Cindy Pon is the author of “Silver Phoenix” (Greenwillow, 2009), which was named one of the Top Ten Fantasy and Science Fiction Books for Youth by the American Library Association’s Booklist, and one of 2009′s best Fantasy, Science Fiction and Horror by VOYA. The sequel to “Silver Phoenix”, titled “Fury of the Phoenix”, was released in April 2011. Her first published short story is featured in “Diverse Energies”, a multicultural YA dystopian anthology from Tu Books (October 2012). Cindy is also a Chinese brush painting student of over a decade.
For what age audience do you write?
I write upper young adult fantasy (for fourteen years plus) based on ancient China. And I’m trying my hand at a YA sci-fi for the first time this summer.
Henry: Wow, that is quite a time jump from ancient China to sci-fi.
Tell us about your latest book.
It is an expansion of my short story in Diverse Energies anthology, a cyberpunk set in Taipei.
Henry: Looks like someone is going to be writing off a vacation to Taiwan.
What do you hope readers will get from reading that book?
Never more than that they enjoyed the journey. If they fall in love, it is the biggest compliment to me as an author.
What aspect of writing do you find most challenging?
Rough drafting is the most challenging for me. I am not an outliner so the unknown can be scary. But also, exhilarating and fun.
Henry: I am an outliner, and rough drafting is also the most challenging for me too.
What is a powerful lesson you’ve learned from being a writer?
Probably to trust your own process. There is a lot of noise out there telling you how to do it right. As a beginner, you take in the advice, but the truth of the matter is, each writer’s process is unique to her or him. And often, might be unique to the book you are working on.
Henry: That is the first time I’ve heard that, and the wisdom of it really resonates.
What has been a memorable experience that you never would have had if you had not been a writer?
Toasting Neil Gaiman before he accepted his Newbery Medal for The Graveyard Book at a private HarperCollins party in 2009 at ALA. It was a very memorable and inspiring night.
Henry: Wow, how cool is that? I recently got to meet Newbery winner Richard Peck. You can hear the craftsmanship even when he speaks.
What advice would you give to aspiring authors?
To read widely, and beyond your favorite genres. Also to keep writing. It is the only way to learn and improve–to find your own voice.
Henry: Yes, what is that saying? Like a lion is the product of all the zebras she’s eaten, so the writer is the product of all the books she’s read.
If you could have one superpower, what would it be?
Henry: Yes, you can’t go wrong with The Force. I remember thinking as a kid how nice it would be to be able to change TV channels without getting up. The TV remote is telekinesis!

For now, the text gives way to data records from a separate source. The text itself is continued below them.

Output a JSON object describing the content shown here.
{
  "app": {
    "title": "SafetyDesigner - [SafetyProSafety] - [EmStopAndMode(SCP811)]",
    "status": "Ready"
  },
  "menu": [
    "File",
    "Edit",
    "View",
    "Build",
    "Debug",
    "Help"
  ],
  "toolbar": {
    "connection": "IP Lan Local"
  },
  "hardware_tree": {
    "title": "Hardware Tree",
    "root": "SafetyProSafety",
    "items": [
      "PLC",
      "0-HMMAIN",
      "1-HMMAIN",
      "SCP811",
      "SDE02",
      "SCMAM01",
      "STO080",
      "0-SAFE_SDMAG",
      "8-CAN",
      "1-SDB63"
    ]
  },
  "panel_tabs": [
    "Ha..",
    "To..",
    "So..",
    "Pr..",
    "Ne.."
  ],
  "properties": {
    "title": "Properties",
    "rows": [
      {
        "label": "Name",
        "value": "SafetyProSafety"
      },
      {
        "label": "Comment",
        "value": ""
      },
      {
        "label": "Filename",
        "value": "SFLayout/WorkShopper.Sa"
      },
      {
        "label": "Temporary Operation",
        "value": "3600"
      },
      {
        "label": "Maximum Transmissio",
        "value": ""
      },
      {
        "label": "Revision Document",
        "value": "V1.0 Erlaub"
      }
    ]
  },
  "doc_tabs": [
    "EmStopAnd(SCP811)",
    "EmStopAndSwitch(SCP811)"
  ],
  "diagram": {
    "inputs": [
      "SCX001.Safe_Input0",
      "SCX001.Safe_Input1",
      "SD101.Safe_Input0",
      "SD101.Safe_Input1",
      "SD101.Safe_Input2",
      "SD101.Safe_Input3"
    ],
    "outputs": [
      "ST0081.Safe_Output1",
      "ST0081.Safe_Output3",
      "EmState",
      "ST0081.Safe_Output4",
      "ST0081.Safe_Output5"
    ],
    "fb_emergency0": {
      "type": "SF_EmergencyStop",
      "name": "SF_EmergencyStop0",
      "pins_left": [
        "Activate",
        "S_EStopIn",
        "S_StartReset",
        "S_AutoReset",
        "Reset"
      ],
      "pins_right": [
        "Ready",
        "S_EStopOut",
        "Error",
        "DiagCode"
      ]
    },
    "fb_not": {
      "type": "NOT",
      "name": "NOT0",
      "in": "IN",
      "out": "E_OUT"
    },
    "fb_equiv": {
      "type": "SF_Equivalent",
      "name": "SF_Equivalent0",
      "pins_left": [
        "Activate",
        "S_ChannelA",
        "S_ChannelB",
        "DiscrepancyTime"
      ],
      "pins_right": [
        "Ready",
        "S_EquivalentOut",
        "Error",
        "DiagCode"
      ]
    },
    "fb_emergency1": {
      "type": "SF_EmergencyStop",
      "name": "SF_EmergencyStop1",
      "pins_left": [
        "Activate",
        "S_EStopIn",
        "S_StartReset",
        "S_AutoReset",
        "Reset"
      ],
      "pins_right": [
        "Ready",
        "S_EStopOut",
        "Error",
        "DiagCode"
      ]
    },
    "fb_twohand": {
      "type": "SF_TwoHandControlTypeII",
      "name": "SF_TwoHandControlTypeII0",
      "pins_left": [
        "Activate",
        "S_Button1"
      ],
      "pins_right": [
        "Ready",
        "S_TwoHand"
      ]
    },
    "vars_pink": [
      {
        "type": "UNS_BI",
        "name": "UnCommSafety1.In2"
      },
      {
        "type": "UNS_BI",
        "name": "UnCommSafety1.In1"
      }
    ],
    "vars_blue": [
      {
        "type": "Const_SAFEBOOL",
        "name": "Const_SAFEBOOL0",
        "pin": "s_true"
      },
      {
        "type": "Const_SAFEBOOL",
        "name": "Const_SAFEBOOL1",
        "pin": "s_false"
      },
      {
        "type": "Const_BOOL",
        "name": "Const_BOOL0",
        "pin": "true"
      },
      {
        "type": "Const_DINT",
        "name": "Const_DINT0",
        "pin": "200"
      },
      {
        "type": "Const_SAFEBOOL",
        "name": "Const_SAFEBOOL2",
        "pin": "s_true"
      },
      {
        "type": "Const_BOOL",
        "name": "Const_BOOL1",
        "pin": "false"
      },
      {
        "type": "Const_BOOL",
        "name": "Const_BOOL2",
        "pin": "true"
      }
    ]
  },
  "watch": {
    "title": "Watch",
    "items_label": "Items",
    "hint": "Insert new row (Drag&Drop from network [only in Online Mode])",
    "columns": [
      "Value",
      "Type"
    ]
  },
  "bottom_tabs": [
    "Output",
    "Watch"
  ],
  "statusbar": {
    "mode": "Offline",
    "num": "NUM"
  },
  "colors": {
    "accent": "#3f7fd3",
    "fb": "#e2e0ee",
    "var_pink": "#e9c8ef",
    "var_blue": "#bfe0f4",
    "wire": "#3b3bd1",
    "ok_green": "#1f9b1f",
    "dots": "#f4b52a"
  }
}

If you could have three authors over for dinner, who would it be?
Iris Murdoch, Ursula K. Le Guin and Noel Streatfield. Because they are my favorite authors and are amazing writers and storytellers.
Henry: I loved Le Guin’s Earthsea fantasy trilogy as a kid. Wikipedia helpfully adds:
“Dame Iris Murdoch was an Irish-born British author and philosopher, best known for her novels about good and evil, sexual relationships, morality, and the power of the unconscious. Her first published novel, “Under the Net”, was selected in 1998 as one of Modern Library’s 100 best English-language novels of the 20th century.
Mary Noel Streatfeild was an English author, best known for children’s books including the “Shoes” series inaugurated by Ballet Shoes (1936). She won the third annual Carnegie Medal for “The Circus is Coming”, also published as “Circus Shoes”.”
I was tickled to read that her father later became a Bishop!
What is your favorite creature that exists only in literature?
I’ve always been fascinated by mermaids–even though I’m a little frightened of the ocean. I’m a poor swimmer and the sea is mercurial in temperament. Also, Medusa. She is a truly tragic figure in mythology in my mind.
What do you like to do when you’re not writing?
I’ve been a student of Chinese brush painting for twelve years and enjoy it very much. Also, reading and watching movies in the theater.
Where can readers find your work?
Henry: Yes, the folks at Mysterious Galaxy are very nice. We’ve launched our first two books there.
This interview is also posted to the San Diego Children’s Books Examiner.